  • Haltwhistle, not Wembley! The first metric track to be built in Britain
  • When Franco’s guns stopped the Games (The 1936 Workers’ Olympiad) - Bob Phillips
  • Go-as-you-please. George Cartwright’s races from 1879 to 1889 - Oscar Vecchi
  • Book Reviews (the IAAF’s centenary, John Bale’s autobiography, the 1908 Olympics, the Women’s AAA history, Manfred Holzhausen’s record-breakers)
  • The life of Sam Mussabini - Dave Terry
  • When the Oxford ladies celebrated peace-time in Holland

Volume 51, No. 1, January 2013

  • 43 races, 74 records! The year that made Gordon Pirie a household name
  • The other South London Harrier of the 1950s – the one who achieved Empire gold (Peter Driver) - David Thurlow
  • “It was a tremendous occasion; Having watched athletics in some 35 countries for 60 years, I can honestly say that I have never witnessed anything like it.” (London 2012) - Stan Greenberg
  • Sidney Robinson, multi Olympic medallist of 1900 - Andrew Huxtable
  • A Blue Plaque for Arthur Wint - John Parlett
  • The 1928 AAA decathlon, the 1948 Olympic Games decathlon and All-Comers’ records - Rooney Magnusson
  • A Grand National, a tour de force, a wonderful success – well, almost – and 90 years later Sam would still have been 5th! (Liverpool marathons) - Bob Phillips
  • Early British marathon men - Alex Wilson
  • Two of Britain’s leading women athletes of the 1920s (Hilda Hatt, Mary Lines) - Thomas S. Hurst
  • International competition for women in Monte Carlo in 1922 - John W. Brant
  • Would Farah win the fantasy five and ten? David Thurlow
  • A knee-jerk reaction - John Bromhead
  • Deprived of a World record. Denied an Olympic place.

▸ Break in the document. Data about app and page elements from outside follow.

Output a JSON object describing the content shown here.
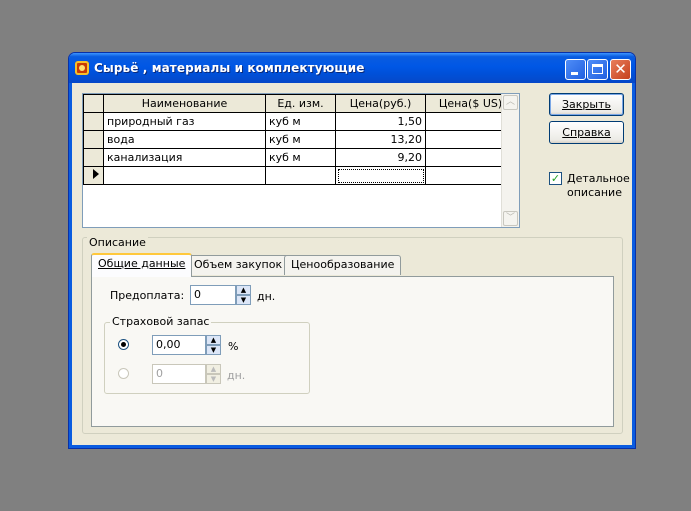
{
  "window": {
    "title": "Сырьё , материалы и комплектующие"
  },
  "grid": {
    "columns": [
      "Наименование",
      "Ед. изм.",
      "Цена(руб.)",
      "Цена($ US)"
    ],
    "rows": [
      [
        "природный газ",
        "куб м",
        "1,50",
        ""
      ],
      [
        "вода",
        "куб м",
        "13,20",
        ""
      ],
      [
        "канализация",
        "куб м",
        "9,20",
        ""
      ]
    ]
  },
  "buttons": {
    "close": "Закрыть",
    "help": "Справка"
  },
  "detail": {
    "label_line1": "Детальное",
    "label_line2": "описание",
    "checked": true
  },
  "description": {
    "legend": "Описание",
    "tabs": [
      "Общие данные",
      "Объем закупок",
      "Ценообразование"
    ],
    "prepay_label": "Предоплата:",
    "prepay_value": "0",
    "prepay_unit": "дн.",
    "reserve_legend": "Страховой запас",
    "percent_value": "0,00",
    "percent_unit": "%",
    "days_value": "0",
    "days_unit": "дн."
  }
}
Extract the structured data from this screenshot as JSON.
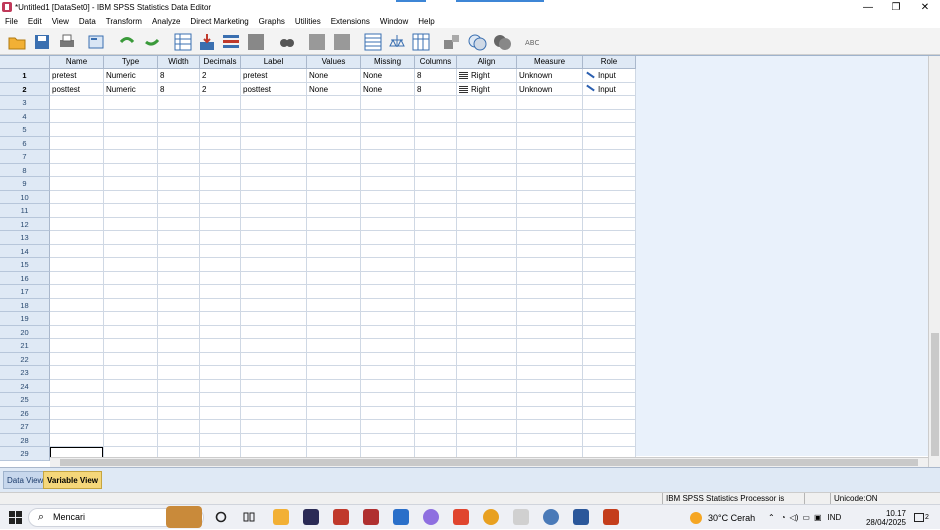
{
  "window": {
    "title": "*Untitled1 [DataSet0] - IBM SPSS Statistics Data Editor",
    "minimize": "—",
    "maximize": "❐",
    "close": "✕"
  },
  "menu": [
    "File",
    "Edit",
    "View",
    "Data",
    "Transform",
    "Analyze",
    "Direct Marketing",
    "Graphs",
    "Utilities",
    "Extensions",
    "Window",
    "Help"
  ],
  "toolbar_icons": [
    "open-folder-icon",
    "save-icon",
    "print-icon",
    "dialog-recall-icon",
    "undo-icon",
    "redo-icon",
    "goto-case-icon",
    "goto-variable-icon",
    "variables-icon",
    "split-file-icon",
    "find-icon",
    "insert-case-icon",
    "insert-variable-icon",
    "split-icon",
    "weight-cases-icon",
    "select-cases-icon",
    "value-labels-icon",
    "use-sets-icon",
    "show-all-icon",
    "spell-check-icon"
  ],
  "columns": [
    "Name",
    "Type",
    "Width",
    "Decimals",
    "Label",
    "Values",
    "Missing",
    "Columns",
    "Align",
    "Measure",
    "Role"
  ],
  "variables": [
    {
      "row": "1",
      "name": "pretest",
      "type": "Numeric",
      "width": "8",
      "decimals": "2",
      "label": "pretest",
      "values": "None",
      "missing": "None",
      "columns": "8",
      "align": "Right",
      "measure": "Unknown",
      "role": "Input"
    },
    {
      "row": "2",
      "name": "posttest",
      "type": "Numeric",
      "width": "8",
      "decimals": "2",
      "label": "posttest",
      "values": "None",
      "missing": "None",
      "columns": "8",
      "align": "Right",
      "measure": "Unknown",
      "role": "Input"
    }
  ],
  "empty_rows": [
    "3",
    "4",
    "5",
    "6",
    "7",
    "8",
    "9",
    "10",
    "11",
    "12",
    "13",
    "14",
    "15",
    "16",
    "17",
    "18",
    "19",
    "20",
    "21",
    "22",
    "23",
    "24",
    "25",
    "26",
    "27",
    "28",
    "29"
  ],
  "tabs": {
    "data_view": "Data View",
    "variable_view": "Variable View"
  },
  "status": {
    "processor": "IBM SPSS Statistics Processor is ready",
    "unicode": "Unicode:ON"
  },
  "taskbar": {
    "search_placeholder": "Mencari",
    "weather": "30°C  Cerah",
    "language": "IND",
    "time": "10.17",
    "date": "28/04/2025",
    "notifications": "2"
  },
  "colors": {
    "header_bg": "#dfe9f5",
    "right_pane": "#e9f1fb",
    "active_tab": "#f5d77a"
  }
}
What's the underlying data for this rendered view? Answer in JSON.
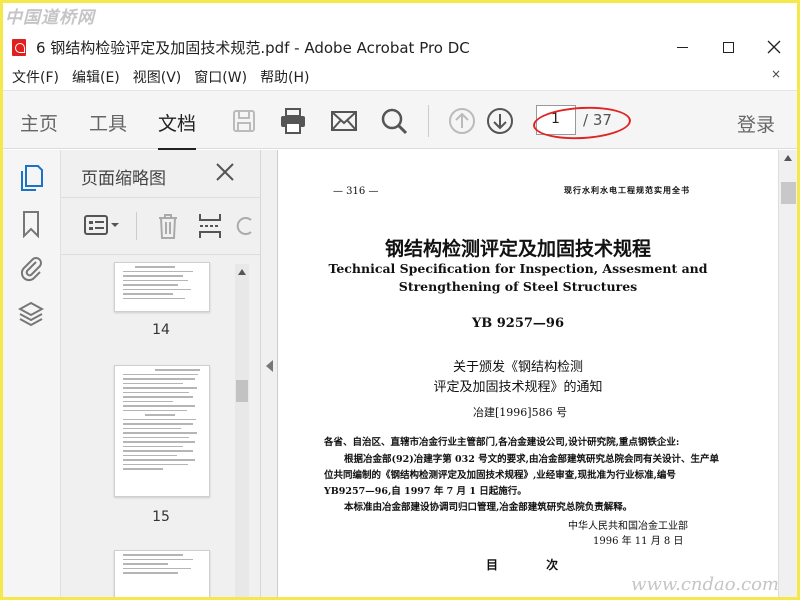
{
  "watermarks": {
    "top": "中国道桥网",
    "bottom": "www.cndao.com"
  },
  "window": {
    "title": "6 钢结构检验评定及加固技术规范.pdf - Adobe Acrobat Pro DC"
  },
  "menu": [
    "文件(F)",
    "编辑(E)",
    "视图(V)",
    "窗口(W)",
    "帮助(H)"
  ],
  "toolbar": {
    "tabs": [
      "主页",
      "工具",
      "文档"
    ],
    "active_tab": "文档",
    "page_current": "1",
    "page_total": "/ 37",
    "signin": "登录"
  },
  "thumbnails": {
    "title": "页面缩略图",
    "pages": [
      "14",
      "15"
    ]
  },
  "document": {
    "page_number": "— 316 —",
    "header": "现行水利水电工程规范实用全书",
    "title_cn": "钢结构检测评定及加固技术规程",
    "title_en_line1": "Technical Specification for Inspection, Assesment and",
    "title_en_line2": "Strengthening of Steel Structures",
    "code": "YB 9257—96",
    "notice_line1": "关于颁发《钢结构检测",
    "notice_line2": "评定及加固技术规程》的通知",
    "ref": "冶建[1996]586 号",
    "paragraphs": [
      "各省、自治区、直辖市冶金行业主管部门,各冶金建设公司,设计研究院,重点钢铁企业:",
      "根据冶金部(92)冶建字第 032 号文的要求,由冶金部建筑研究总院会同有关设计、生产单",
      "位共同编制的《钢结构检测评定及加固技术规程》,业经审查,现批准为行业标准,编号",
      "YB9257—96,自 1997 年 7 月 1 日起施行。",
      "本标准由冶金部建设协调司归口管理,冶金部建筑研究总院负责解释。"
    ],
    "signer": "中华人民共和国冶金工业部",
    "date": "1996 年 11 月 8 日",
    "contents": "目 次"
  },
  "colors": {
    "annotation_oval": "#e02424",
    "watermark": "#969696",
    "frame": "#f4e84a"
  }
}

The sad tale of Cliff Blair - Jacques Carmelli
  • Other American Hammer men of the 1950s - Don M. Groome
  • Book reviews (History of the Women’s AAA, The life of 19th Century walker Edward Payson Weston, Mike Fleet’s autobiography) - Bob Phillips, Peter Lovesey

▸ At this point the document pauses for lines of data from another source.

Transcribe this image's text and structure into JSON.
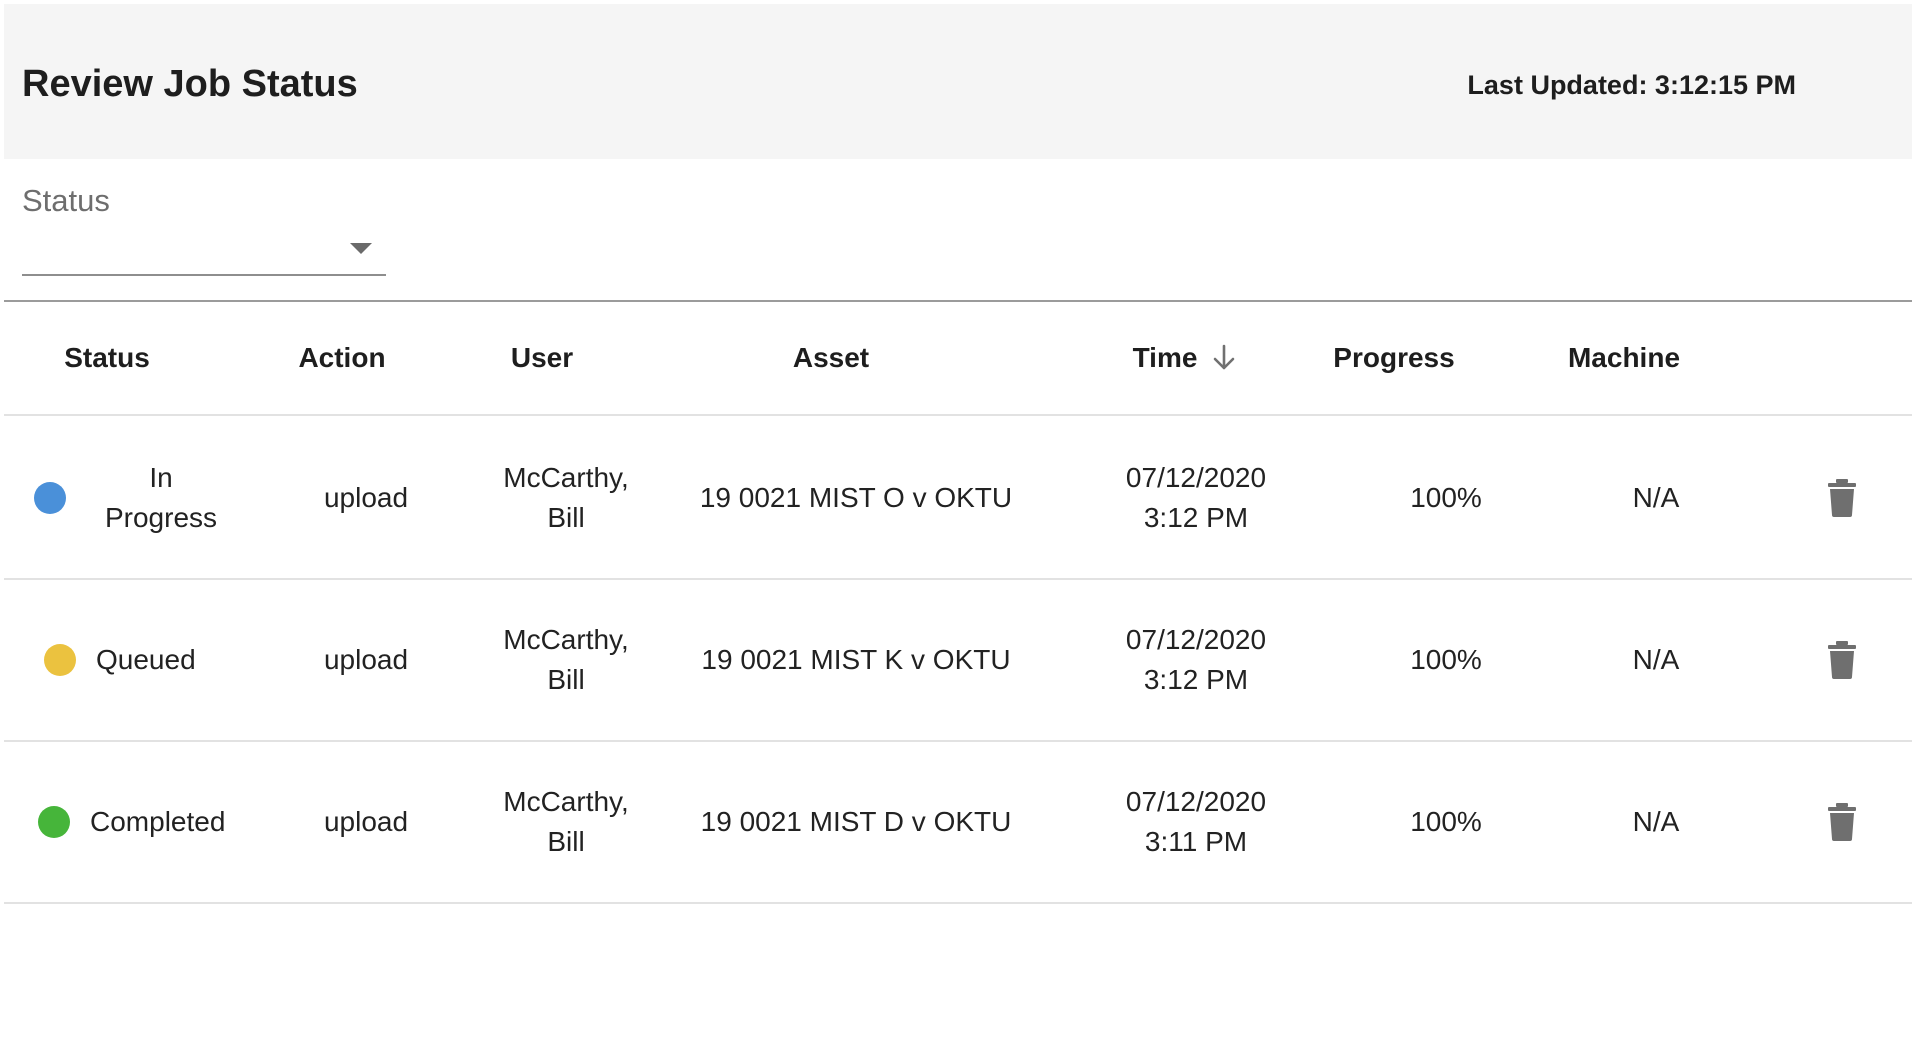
{
  "header": {
    "title": "Review Job Status",
    "last_updated": "Last Updated: 3:12:15 PM"
  },
  "filter": {
    "label": "Status",
    "value": ""
  },
  "table": {
    "columns": [
      "Status",
      "Action",
      "User",
      "Asset",
      "Time",
      "Progress",
      "Machine"
    ],
    "sort_column": "Time",
    "sort_direction": "descending",
    "rows": [
      {
        "status": "In Progress",
        "status_color": "#4a90d9",
        "action": "upload",
        "user": "McCarthy, Bill",
        "asset": "19 0021 MIST O v OKTU",
        "time": "07/12/2020 3:12 PM",
        "progress": "100%",
        "machine": "N/A"
      },
      {
        "status": "Queued",
        "status_color": "#ebc23f",
        "action": "upload",
        "user": "McCarthy, Bill",
        "asset": "19 0021 MIST K v OKTU",
        "time": "07/12/2020 3:12 PM",
        "progress": "100%",
        "machine": "N/A"
      },
      {
        "status": "Completed",
        "status_color": "#46b53a",
        "action": "upload",
        "user": "McCarthy, Bill",
        "asset": "19 0021 MIST D v OKTU",
        "time": "07/12/2020 3:11 PM",
        "progress": "100%",
        "machine": "N/A"
      }
    ],
    "row_action_icon": "trash-icon"
  }
}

  • Renewing an old rivalry: Great Britain v France 1945 to 1951 - Colin Allan
  • “As near perfection as perfection can be approached”. A British-born champion for Canada at the 1912 Olympics (George Goulding) - S.F. Wise, Douglas Fisher
  • Britain’s other expatriate Olympic winners

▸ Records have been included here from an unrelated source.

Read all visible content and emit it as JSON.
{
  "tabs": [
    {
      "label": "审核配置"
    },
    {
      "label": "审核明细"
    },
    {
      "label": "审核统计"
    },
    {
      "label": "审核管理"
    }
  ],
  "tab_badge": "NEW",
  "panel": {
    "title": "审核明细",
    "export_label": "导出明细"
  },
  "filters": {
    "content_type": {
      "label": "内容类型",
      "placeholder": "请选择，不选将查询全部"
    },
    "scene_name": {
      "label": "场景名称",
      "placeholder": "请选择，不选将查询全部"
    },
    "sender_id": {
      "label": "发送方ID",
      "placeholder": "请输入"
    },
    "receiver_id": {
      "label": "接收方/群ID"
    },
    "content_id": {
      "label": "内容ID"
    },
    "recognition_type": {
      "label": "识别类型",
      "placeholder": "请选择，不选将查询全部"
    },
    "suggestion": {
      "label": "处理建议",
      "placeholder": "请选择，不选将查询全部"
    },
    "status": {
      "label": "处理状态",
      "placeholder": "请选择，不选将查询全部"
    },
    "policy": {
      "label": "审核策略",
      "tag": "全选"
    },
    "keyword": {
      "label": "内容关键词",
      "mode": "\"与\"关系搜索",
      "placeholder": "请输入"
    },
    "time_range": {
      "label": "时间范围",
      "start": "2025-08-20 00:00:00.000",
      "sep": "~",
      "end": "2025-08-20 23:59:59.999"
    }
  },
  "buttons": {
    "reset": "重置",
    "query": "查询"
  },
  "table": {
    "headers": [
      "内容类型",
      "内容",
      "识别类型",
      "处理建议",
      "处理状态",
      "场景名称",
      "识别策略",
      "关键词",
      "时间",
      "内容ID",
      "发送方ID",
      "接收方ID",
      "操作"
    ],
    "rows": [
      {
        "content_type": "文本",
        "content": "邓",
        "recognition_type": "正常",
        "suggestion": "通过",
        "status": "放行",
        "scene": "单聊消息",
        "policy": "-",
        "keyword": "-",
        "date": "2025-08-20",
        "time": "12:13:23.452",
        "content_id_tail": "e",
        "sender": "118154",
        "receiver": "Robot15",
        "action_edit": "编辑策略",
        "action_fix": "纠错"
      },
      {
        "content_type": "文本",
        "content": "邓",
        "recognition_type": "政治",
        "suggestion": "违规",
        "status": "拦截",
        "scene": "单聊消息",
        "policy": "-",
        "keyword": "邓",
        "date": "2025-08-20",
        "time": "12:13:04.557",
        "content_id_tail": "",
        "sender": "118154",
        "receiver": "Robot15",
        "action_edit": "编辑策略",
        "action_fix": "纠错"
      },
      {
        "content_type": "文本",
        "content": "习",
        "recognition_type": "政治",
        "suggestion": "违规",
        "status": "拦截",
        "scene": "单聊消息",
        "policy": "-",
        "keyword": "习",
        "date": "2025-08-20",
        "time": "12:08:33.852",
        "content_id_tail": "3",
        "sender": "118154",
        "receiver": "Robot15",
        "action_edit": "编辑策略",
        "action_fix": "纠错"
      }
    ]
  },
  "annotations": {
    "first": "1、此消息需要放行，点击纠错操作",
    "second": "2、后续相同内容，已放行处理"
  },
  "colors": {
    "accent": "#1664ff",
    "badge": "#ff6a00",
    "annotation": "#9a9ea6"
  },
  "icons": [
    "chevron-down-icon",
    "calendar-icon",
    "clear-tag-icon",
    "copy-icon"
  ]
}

  • Taking a stroll through the Hall of Fame - Bob Phillips
  • A dazzling swerve and side-steps: the singular style of the regular relay racer (Jack Gregory) - A. Ballard Peck